Press, Volume XCVIII, Issue 28824, 19 February 1959, Page 14
AUCKLAND, February 18. Sir Ernest Davis, the veteran Auckland yachtsman, has given himself a birthday present of a 72-foot twin-screw ocean-going diesel yacht. It was Sir Ernest’s 87th birthday yesterday. He sold his sailing yacht, Imatra, three months ago  after more than 70 years of sailing. During that time he owned other well-known yachts, including the Matangi, Viking and Moerewa….
THREE YACHTS TO SAIL FROM AUCKLAND TO UNITED STATES
It is expected that three yachts, the 38ft. ketch Faith, the 36ft. ketch Galatea and the 38ft. sloop Trade Winds, will leave from Auckland for the United States in the near future. Each will carry a crew of three men. Mr. A. Rusden, of Auckland, owner and skipper, will be in charge of Faith, which has a beam of lift. 6in. and a draught of 6ft. She is Marconi rigged and is fitted with a wireless transmitter and receiver and an auxiliary engine. Mr. Rusden hopes to sail in the first week in May. The other two members of the crew will be Captain J. C. Pottinger, who arrived recently from England in the ketch Imatra, and Mr. P. Samuels, of Auckland….
Press, Volume XCVIII, Issue 29022, 10 October 1959, Page 15
Captain John Nelson, who died at Timaru this week, was born at Greymouth. He was a son of Mr Charles Nelson, one of Wairarapa’s early settlers. Captain Nelson, who was 79, went to sea in 1897 as a boy on a trial trip from Wellington to England. Leaving the barque, he joined J. D. Clink and Company, Greenock, Scotland, as an apprentice, serving for more than four years. He then joined the cable-layer, Colonia, laying cable from Manila to Guam and Midway. For the next 10 years he served in five sailing ships. In 1908 he joined the Burma Oil Company and was third mate on one of the company’s tankers. He was captain from 1912 until 1939, when he was promoted to acting-superintendent of the company, with headquarters at Rangoon. He retired- in 1939 and went to England. At the outbreak of the Second World War he became a Lieutenant in the Royal Naval Volunteer Reserve, trained sea cadets in the Isle of Man, and commanded small vessels round the English coast.

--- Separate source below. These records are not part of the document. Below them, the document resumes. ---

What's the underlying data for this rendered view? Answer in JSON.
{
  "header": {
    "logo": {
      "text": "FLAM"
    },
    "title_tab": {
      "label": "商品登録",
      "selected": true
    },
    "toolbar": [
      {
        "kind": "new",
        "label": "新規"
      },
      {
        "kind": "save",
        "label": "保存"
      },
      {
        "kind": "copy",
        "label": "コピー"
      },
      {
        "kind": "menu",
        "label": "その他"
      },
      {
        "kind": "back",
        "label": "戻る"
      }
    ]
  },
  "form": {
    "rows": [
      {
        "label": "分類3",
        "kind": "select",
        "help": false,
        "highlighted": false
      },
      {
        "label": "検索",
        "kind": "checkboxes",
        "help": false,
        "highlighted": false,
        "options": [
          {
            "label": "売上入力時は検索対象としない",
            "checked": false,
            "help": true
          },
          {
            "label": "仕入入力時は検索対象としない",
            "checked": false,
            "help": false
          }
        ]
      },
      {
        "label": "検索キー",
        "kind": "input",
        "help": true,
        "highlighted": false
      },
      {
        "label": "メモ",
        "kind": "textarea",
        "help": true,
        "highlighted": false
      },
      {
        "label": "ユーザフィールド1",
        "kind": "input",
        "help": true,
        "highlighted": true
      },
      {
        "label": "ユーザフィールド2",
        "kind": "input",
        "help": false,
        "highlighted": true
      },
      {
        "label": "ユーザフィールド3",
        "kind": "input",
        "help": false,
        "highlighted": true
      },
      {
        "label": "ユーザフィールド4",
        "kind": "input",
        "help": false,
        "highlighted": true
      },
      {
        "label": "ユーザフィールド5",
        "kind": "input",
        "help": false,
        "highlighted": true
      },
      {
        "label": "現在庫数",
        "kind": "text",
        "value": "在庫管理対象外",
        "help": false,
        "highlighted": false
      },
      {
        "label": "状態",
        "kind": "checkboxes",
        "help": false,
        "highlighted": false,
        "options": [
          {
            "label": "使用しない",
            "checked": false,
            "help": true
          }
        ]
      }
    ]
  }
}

Captain Nelson, in 1948, obtained the Imatra, a ketch, which he sailed to New Zealand with a crew of four. The 30-ton ketch took about six months to come out, though it was at sea for only 130 days. Captain Nelson’s wife is in Rhodesia.